The intention is to create consistency across Member States in the area of cyber threat management. There is a substantial job of work to be done here, as the European Network Information Security Agency recently revealed that only 17 Member States currently operate national cyber security strategies.
The Directive provides that NCAs and the Commission will form a co-operation network to co-ordinate against risks and incidents effecting network information systems (the “Co-operation Network”). The Co-operation Network will, amongst other tasks:
• Circulate early warnings about cyber threats (Member States must report to the Co-operation Network, cyber threats that grow rapidly in scale, exceed national response capability or effect more than one Member State);
• Publish non-confidential information on an ongoing basis in relation to early threat warnings and co-ordinate responses on a common website; and
• Exchange information on best practice with participants within the Co-operation Network.
The Directive provides for mandatory security breach and incident notification requirements. This important obligation applies to market operators who provide critical infrastructure “the disruption or destruction of which would have a significant impact on a Member State”. The Directive contains a non-exhaustive list of such operators, which include operators in the energy, banking, health, transport and financial services sector. The broad application of the Directive should be noted.

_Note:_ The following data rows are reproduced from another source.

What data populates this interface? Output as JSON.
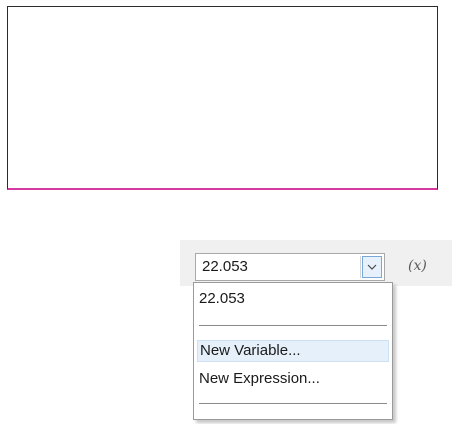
{
  "combo": {
    "value": "22.053",
    "arrow_icon": "chevron-down-icon"
  },
  "fx_label": "(x)",
  "dropdown": {
    "items": [
      {
        "label": "22.053"
      },
      {
        "label": "New Variable..."
      },
      {
        "label": "New Expression..."
      }
    ],
    "highlighted": "New Variable..."
  },
  "colors": {
    "canvas_bottom_border": "#d63aa0",
    "arrow_button_border": "#7aa7d9",
    "highlight_bg": "#e6f0fa"
  }
}
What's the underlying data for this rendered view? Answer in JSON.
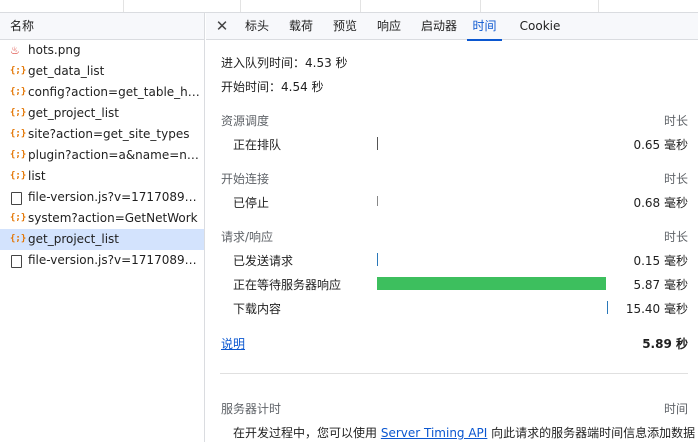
{
  "left_panel": {
    "header": "名称",
    "requests": [
      {
        "name": "hots.png",
        "icon": "image-icon",
        "selected": false
      },
      {
        "name": "get_data_list",
        "icon": "json-icon",
        "selected": false
      },
      {
        "name": "config?action=get_table_hea…",
        "icon": "json-icon",
        "selected": false
      },
      {
        "name": "get_project_list",
        "icon": "json-icon",
        "selected": false
      },
      {
        "name": "site?action=get_site_types",
        "icon": "json-icon",
        "selected": false
      },
      {
        "name": "plugin?action=a&name=nod…",
        "icon": "json-icon",
        "selected": false
      },
      {
        "name": "list",
        "icon": "json-icon",
        "selected": false
      },
      {
        "name": "file-version.js?v=171708901…",
        "icon": "document-icon",
        "selected": false
      },
      {
        "name": "system?action=GetNetWork",
        "icon": "json-icon",
        "selected": false
      },
      {
        "name": "get_project_list",
        "icon": "json-icon",
        "selected": true
      },
      {
        "name": "file-version.js?v=171708901…",
        "icon": "document-icon",
        "selected": false
      }
    ]
  },
  "tabs": {
    "close_label": "✕",
    "items": [
      {
        "label": "标头",
        "active": false
      },
      {
        "label": "载荷",
        "active": false
      },
      {
        "label": "预览",
        "active": false
      },
      {
        "label": "响应",
        "active": false
      },
      {
        "label": "启动器",
        "active": false
      },
      {
        "label": "时间",
        "active": true
      },
      {
        "label": "Cookie",
        "active": false
      }
    ]
  },
  "timing": {
    "queued_at": "进入队列时间：4.53 秒",
    "started_at": "开始时间：4.54 秒",
    "duration_header": "时长",
    "sections": [
      {
        "title": "资源调度",
        "rows": [
          {
            "label": "正在排队",
            "value": "0.65 毫秒",
            "start_ms": 0,
            "duration_ms": 0.65
          }
        ]
      },
      {
        "title": "开始连接",
        "rows": [
          {
            "label": "已停止",
            "value": "0.68 毫秒",
            "start_ms": 0,
            "duration_ms": 0.68
          }
        ]
      },
      {
        "title": "请求/响应",
        "rows": [
          {
            "label": "已发送请求",
            "value": "0.15 毫秒",
            "start_ms": 0,
            "duration_ms": 0.15
          },
          {
            "label": "正在等待服务器响应",
            "value": "5.87 毫秒",
            "start_ms": 0.15,
            "duration_ms": 5.87
          },
          {
            "label": "下载内容",
            "value": "15.40 毫秒",
            "start_ms": 6.02,
            "duration_ms": 0.05
          }
        ]
      }
    ],
    "explanation_link": "说明",
    "total": "5.89 秒",
    "server_timing": {
      "title": "服务器计时",
      "duration_header": "时间",
      "text_before": "在开发过程中，您可以使用 ",
      "link": "Server Timing API",
      "text_after": " 向此请求的服务器端时间信息添加数据"
    },
    "colors": {
      "waiting_bar": "#3dbf5e",
      "tick": "#555555",
      "download_tick": "#2a78b9"
    }
  }
}
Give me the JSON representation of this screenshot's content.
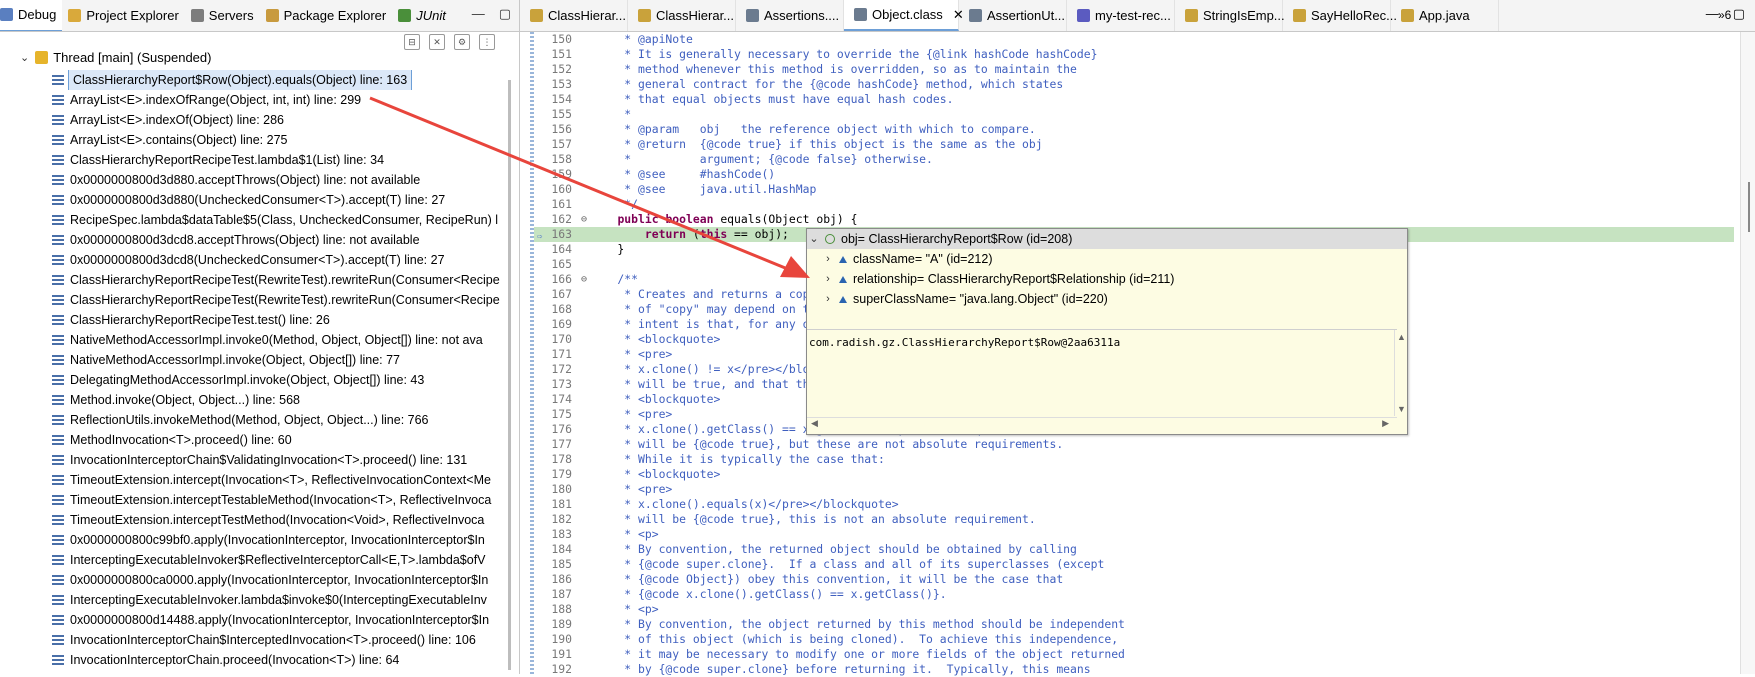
{
  "left_panel": {
    "tabs": [
      {
        "label": "Debug",
        "icon": "debug-icon",
        "active": true
      },
      {
        "label": "Project Explorer",
        "icon": "project-explorer-icon"
      },
      {
        "label": "Servers",
        "icon": "servers-icon"
      },
      {
        "label": "Package Explorer",
        "icon": "package-explorer-icon"
      },
      {
        "label": "JUnit",
        "icon": "junit-icon"
      }
    ],
    "thread_label": "Thread [main] (Suspended)",
    "frames": [
      "ClassHierarchyReport$Row(Object).equals(Object) line: 163",
      "ArrayList<E>.indexOfRange(Object, int, int) line: 299",
      "ArrayList<E>.indexOf(Object) line: 286",
      "ArrayList<E>.contains(Object) line: 275",
      "ClassHierarchyReportRecipeTest.lambda$1(List) line: 34",
      "0x0000000800d3d880.acceptThrows(Object) line: not available",
      "0x0000000800d3d880(UncheckedConsumer<T>).accept(T) line: 27",
      "RecipeSpec.lambda$dataTable$5(Class, UncheckedConsumer, RecipeRun) l",
      "0x0000000800d3dcd8.acceptThrows(Object) line: not available",
      "0x0000000800d3dcd8(UncheckedConsumer<T>).accept(T) line: 27",
      "ClassHierarchyReportRecipeTest(RewriteTest).rewriteRun(Consumer<Recipe",
      "ClassHierarchyReportRecipeTest(RewriteTest).rewriteRun(Consumer<Recipe",
      "ClassHierarchyReportRecipeTest.test() line: 26",
      "NativeMethodAccessorImpl.invoke0(Method, Object, Object[]) line: not ava",
      "NativeMethodAccessorImpl.invoke(Object, Object[]) line: 77",
      "DelegatingMethodAccessorImpl.invoke(Object, Object[]) line: 43",
      "Method.invoke(Object, Object...) line: 568",
      "ReflectionUtils.invokeMethod(Method, Object, Object...) line: 766",
      "MethodInvocation<T>.proceed() line: 60",
      "InvocationInterceptorChain$ValidatingInvocation<T>.proceed() line: 131",
      "TimeoutExtension.intercept(Invocation<T>, ReflectiveInvocationContext<Me",
      "TimeoutExtension.interceptTestableMethod(Invocation<T>, ReflectiveInvoca",
      "TimeoutExtension.interceptTestMethod(Invocation<Void>, ReflectiveInvoca",
      "0x0000000800c99bf0.apply(InvocationInterceptor, InvocationInterceptor$In",
      "InterceptingExecutableInvoker$ReflectiveInterceptorCall<E,T>.lambda$ofV",
      "0x0000000800ca0000.apply(InvocationInterceptor, InvocationInterceptor$In",
      "InterceptingExecutableInvoker.lambda$invoke$0(InterceptingExecutableInv",
      "0x0000000800d14488.apply(InvocationInterceptor, InvocationInterceptor$In",
      "InvocationInterceptorChain$InterceptedInvocation<T>.proceed() line: 106",
      "InvocationInterceptorChain.proceed(Invocation<T>) line: 64"
    ]
  },
  "editor": {
    "tabs": [
      {
        "label": "ClassHierar...",
        "icon": "java-file-icon"
      },
      {
        "label": "ClassHierar...",
        "icon": "java-file-icon"
      },
      {
        "label": "Assertions....",
        "icon": "class-file-icon"
      },
      {
        "label": "Object.class",
        "icon": "class-file-icon",
        "active": true
      },
      {
        "label": "AssertionUt...",
        "icon": "class-file-icon"
      },
      {
        "label": "my-test-rec...",
        "icon": "manifest-icon"
      },
      {
        "label": "StringIsEmp...",
        "icon": "java-file-icon"
      },
      {
        "label": "SayHelloRec...",
        "icon": "java-file-icon"
      },
      {
        "label": "App.java",
        "icon": "java-file-icon"
      }
    ],
    "overflow_label": "»6",
    "lines": [
      {
        "n": "150",
        "t": "     * @apiNote"
      },
      {
        "n": "151",
        "t": "     * It is generally necessary to override the {@link hashCode hashCode}"
      },
      {
        "n": "152",
        "t": "     * method whenever this method is overridden, so as to maintain the"
      },
      {
        "n": "153",
        "t": "     * general contract for the {@code hashCode} method, which states"
      },
      {
        "n": "154",
        "t": "     * that equal objects must have equal hash codes."
      },
      {
        "n": "155",
        "t": "     *"
      },
      {
        "n": "156",
        "t": "     * @param   obj   the reference object with which to compare."
      },
      {
        "n": "157",
        "t": "     * @return  {@code true} if this object is the same as the obj"
      },
      {
        "n": "158",
        "t": "     *          argument; {@code false} otherwise."
      },
      {
        "n": "159",
        "t": "     * @see     #hashCode()"
      },
      {
        "n": "160",
        "t": "     * @see     java.util.HashMap"
      },
      {
        "n": "161",
        "t": "     */"
      },
      {
        "n": "162",
        "t": "    public boolean equals(Object obj) {",
        "code": true,
        "fold": "⊖"
      },
      {
        "n": "163",
        "t": "        return (this == obj);",
        "code": true,
        "highlight": true
      },
      {
        "n": "164",
        "t": "    }",
        "code": true
      },
      {
        "n": "165",
        "t": ""
      },
      {
        "n": "166",
        "t": "    /**",
        "fold": "⊖"
      },
      {
        "n": "167",
        "t": "     * Creates and returns a copy of this object.  The precise meaning"
      },
      {
        "n": "168",
        "t": "     * of \"copy\" may depend on the class of the object. The general"
      },
      {
        "n": "169",
        "t": "     * intent is that, for any object {@code x}, the expression:"
      },
      {
        "n": "170",
        "t": "     * <blockquote>"
      },
      {
        "n": "171",
        "t": "     * <pre>"
      },
      {
        "n": "172",
        "t": "     * x.clone() != x</pre></blockquote>"
      },
      {
        "n": "173",
        "t": "     * will be true, and that the expression:"
      },
      {
        "n": "174",
        "t": "     * <blockquote>"
      },
      {
        "n": "175",
        "t": "     * <pre>"
      },
      {
        "n": "176",
        "t": "     * x.clone().getClass() == x.getClass()</pre></blockquote>"
      },
      {
        "n": "177",
        "t": "     * will be {@code true}, but these are not absolute requirements."
      },
      {
        "n": "178",
        "t": "     * While it is typically the case that:"
      },
      {
        "n": "179",
        "t": "     * <blockquote>"
      },
      {
        "n": "180",
        "t": "     * <pre>"
      },
      {
        "n": "181",
        "t": "     * x.clone().equals(x)</pre></blockquote>"
      },
      {
        "n": "182",
        "t": "     * will be {@code true}, this is not an absolute requirement."
      },
      {
        "n": "183",
        "t": "     * <p>"
      },
      {
        "n": "184",
        "t": "     * By convention, the returned object should be obtained by calling"
      },
      {
        "n": "185",
        "t": "     * {@code super.clone}.  If a class and all of its superclasses (except"
      },
      {
        "n": "186",
        "t": "     * {@code Object}) obey this convention, it will be the case that"
      },
      {
        "n": "187",
        "t": "     * {@code x.clone().getClass() == x.getClass()}."
      },
      {
        "n": "188",
        "t": "     * <p>"
      },
      {
        "n": "189",
        "t": "     * By convention, the object returned by this method should be independent"
      },
      {
        "n": "190",
        "t": "     * of this object (which is being cloned).  To achieve this independence,"
      },
      {
        "n": "191",
        "t": "     * it may be necessary to modify one or more fields of the object returned"
      },
      {
        "n": "192",
        "t": "     * by {@code super.clone} before returning it.  Typically, this means"
      }
    ]
  },
  "inspect_popup": {
    "root": "obj= ClassHierarchyReport$Row  (id=208)",
    "children": [
      "className= \"A\" (id=212)",
      "relationship= ClassHierarchyReport$Relationship  (id=211)",
      "superClassName= \"java.lang.Object\" (id=220)"
    ],
    "detail": "com.radish.gz.ClassHierarchyReport$Row@2aa6311a"
  },
  "colors": {
    "accent": "#6d9fd7",
    "comment": "#3f5fbf",
    "keyword": "#7f0055",
    "current_line": "#c6e3c1",
    "popup_bg": "#fdfce3",
    "annotation_arrow": "#e8453c"
  }
}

Member States can decide exactly how “critical” an operator of critical infrastructure is and, therefore, whether it should be covered by the Directive. Note that Member States have a choice under the Directive of whether to include reporting obligations on public administration bodies. This amendment to the original Directive text could undermine the effectiveness of the Directive, as the Strategy noted the importance of all relevant stakeholders, whether public authorities or private sector bodies, taking action to strengthen cyber security.
Reporting obligations apply in respect of incidents having “significant impact”. Whether an incident has a significant impact will depend, in part, on the number of users of the services who are affected, the duration of the incident and the geographical area affected by the incident.
The Directive provides that Member States must ensure an NCA has all the necessary powers to scrutinise and investigate any non-compliance with Directive obligations. Market operators would be required to provide all information that is necessary to assess the security of their networks and to undergo security audits. The Directive further provides for the imposition of effective, proportionate and dissuasive sanctions. It is expected that an offending market operator will be fined a certain percentage of revenue. This is obviously an important provision.
The Directive represents an ambitious attempt to legislate for the prevention of cybercrime within the EU. If adopted, its proposals would help ensure that market operators of critical infrastructure, Member States and the EU are all prepared to a certain level to deal with cyber threats, by way of providing a common baseline of shared standards. Note the application of the reporting requirements of the Directive to operators of critical infrastructure. Note also, the potential broad definition of this term, as well as the potential application of the Directive to public bodies.
Nevertheless, a significant degree of uncertainty remains on certain key aspects of the Directive, such as how to co-ordinate an EU wide response and exactly what public and private bodies are to be subject to the Directive. As is the way in conclusion of EU legislation, there is a certain amount of horse trading still to be done before a final form Directive emerges. However, public sector bodies and, in particular, those which operate critical national infrastructure, should be aware of the draft Directive and put in place suitable arrangements to deal with its application.
Pearse Ryan can be contacted as follows:
Arthur Cox, Earlsfort Centre
Earlsfort Terrace, Dublin 2
Tel: +353 (0)1 618 0518